## What is required
Determine the count of lines in the data below that include the word "icon", and give nothing besides it.
:: Supplied material ::
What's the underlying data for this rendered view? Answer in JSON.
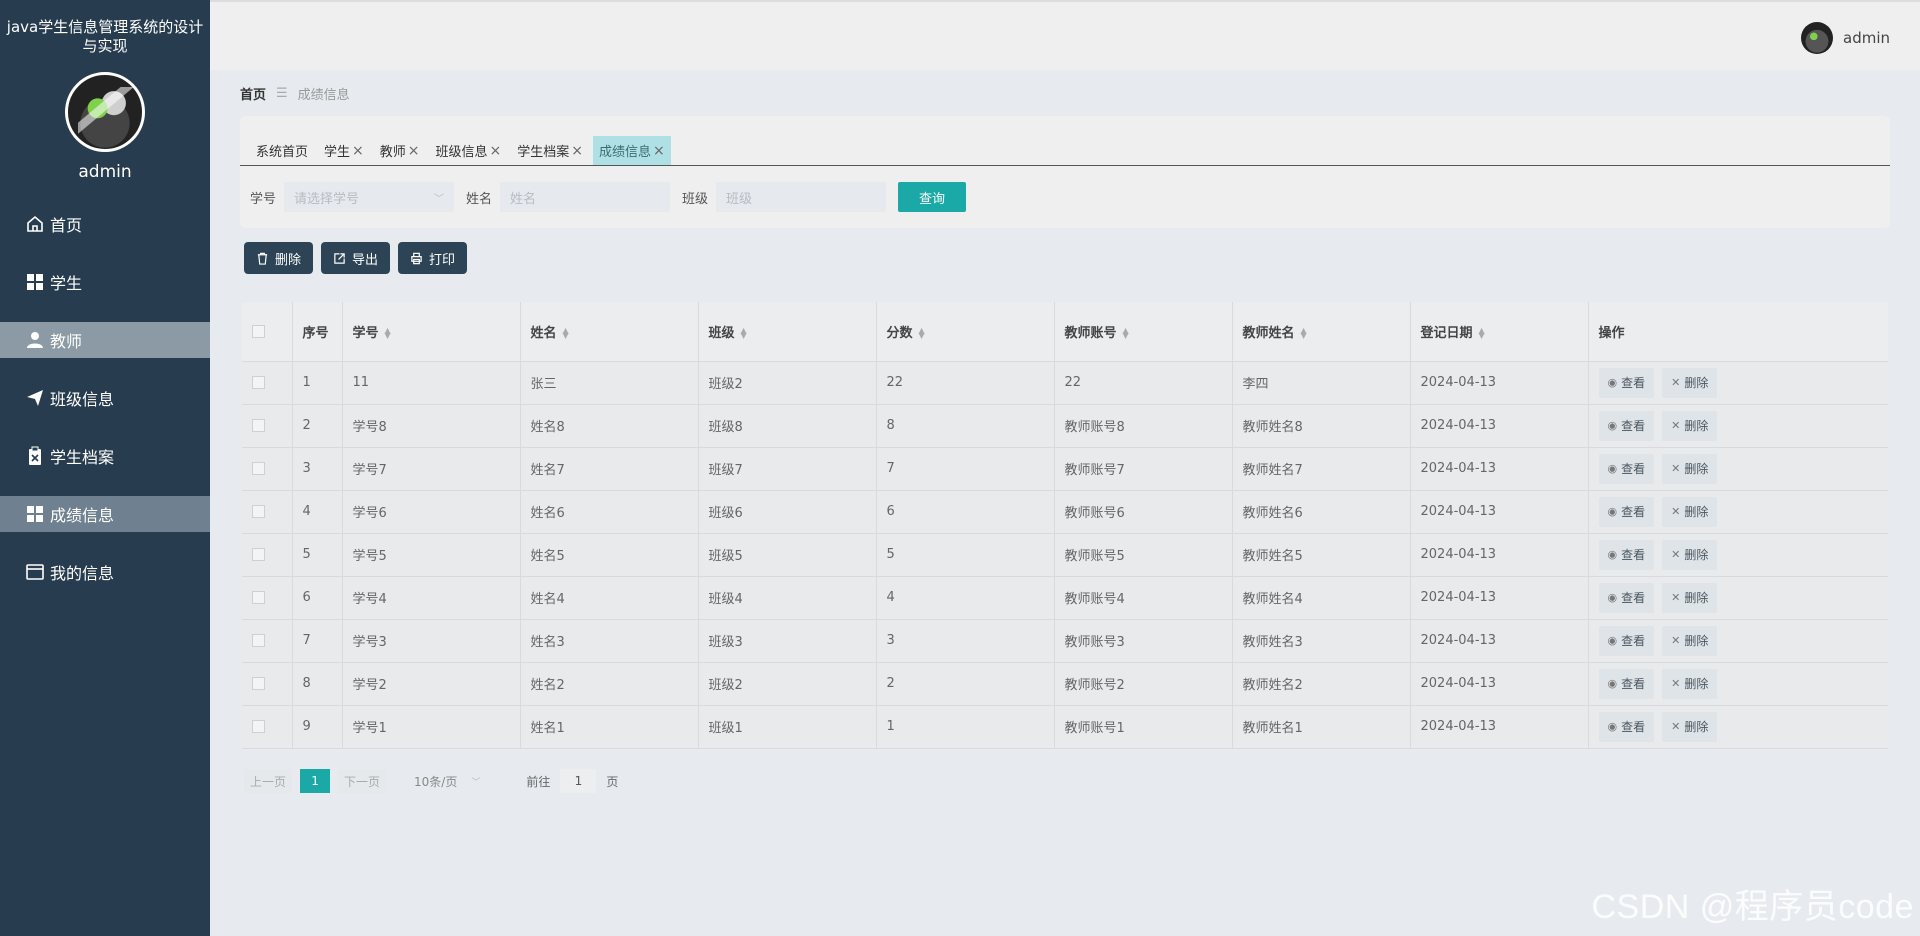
{
  "app": {
    "title": "java学生信息管理系统的设计与实现",
    "username": "admin"
  },
  "topbar": {
    "username": "admin"
  },
  "sidebar": {
    "items": [
      {
        "label": "首页",
        "icon": "home-icon"
      },
      {
        "label": "学生",
        "icon": "grid-icon"
      },
      {
        "label": "教师",
        "icon": "user-icon"
      },
      {
        "label": "班级信息",
        "icon": "send-icon"
      },
      {
        "label": "学生档案",
        "icon": "clipboard-icon"
      },
      {
        "label": "成绩信息",
        "icon": "grid-icon"
      },
      {
        "label": "我的信息",
        "icon": "card-icon"
      }
    ]
  },
  "breadcrumb": {
    "home": "首页",
    "separator": "☰",
    "current": "成绩信息"
  },
  "tabs": [
    {
      "label": "系统首页",
      "closable": false
    },
    {
      "label": "学生",
      "closable": true
    },
    {
      "label": "教师",
      "closable": true
    },
    {
      "label": "班级信息",
      "closable": true
    },
    {
      "label": "学生档案",
      "closable": true
    },
    {
      "label": "成绩信息",
      "closable": true,
      "active": true
    }
  ],
  "filters": {
    "xuehao_label": "学号",
    "xuehao_placeholder": "请选择学号",
    "name_label": "姓名",
    "name_placeholder": "姓名",
    "class_label": "班级",
    "class_placeholder": "班级",
    "query_label": "查询"
  },
  "actions": {
    "delete": "删除",
    "export": "导出",
    "print": "打印"
  },
  "table": {
    "headers": [
      "序号",
      "学号",
      "姓名",
      "班级",
      "分数",
      "教师账号",
      "教师姓名",
      "登记日期",
      "操作"
    ],
    "rows": [
      [
        "1",
        "11",
        "张三",
        "班级2",
        "22",
        "22",
        "李四",
        "2024-04-13"
      ],
      [
        "2",
        "学号8",
        "姓名8",
        "班级8",
        "8",
        "教师账号8",
        "教师姓名8",
        "2024-04-13"
      ],
      [
        "3",
        "学号7",
        "姓名7",
        "班级7",
        "7",
        "教师账号7",
        "教师姓名7",
        "2024-04-13"
      ],
      [
        "4",
        "学号6",
        "姓名6",
        "班级6",
        "6",
        "教师账号6",
        "教师姓名6",
        "2024-04-13"
      ],
      [
        "5",
        "学号5",
        "姓名5",
        "班级5",
        "5",
        "教师账号5",
        "教师姓名5",
        "2024-04-13"
      ],
      [
        "6",
        "学号4",
        "姓名4",
        "班级4",
        "4",
        "教师账号4",
        "教师姓名4",
        "2024-04-13"
      ],
      [
        "7",
        "学号3",
        "姓名3",
        "班级3",
        "3",
        "教师账号3",
        "教师姓名3",
        "2024-04-13"
      ],
      [
        "8",
        "学号2",
        "姓名2",
        "班级2",
        "2",
        "教师账号2",
        "教师姓名2",
        "2024-04-13"
      ],
      [
        "9",
        "学号1",
        "姓名1",
        "班级1",
        "1",
        "教师账号1",
        "教师姓名1",
        "2024-04-13"
      ]
    ],
    "view_label": "查看",
    "delete_label": "删除"
  },
  "pagination": {
    "prev": "上一页",
    "current": "1",
    "next": "下一页",
    "page_size": "10条/页",
    "goto_prefix": "前往",
    "goto_value": "1",
    "goto_suffix": "页"
  },
  "watermark": "CSDN @程序员code",
  "colors": {
    "sidebar": "#273c4e",
    "accent": "#1aa9a6",
    "active_tab": "#aee0e6"
  }
}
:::
## Written response
7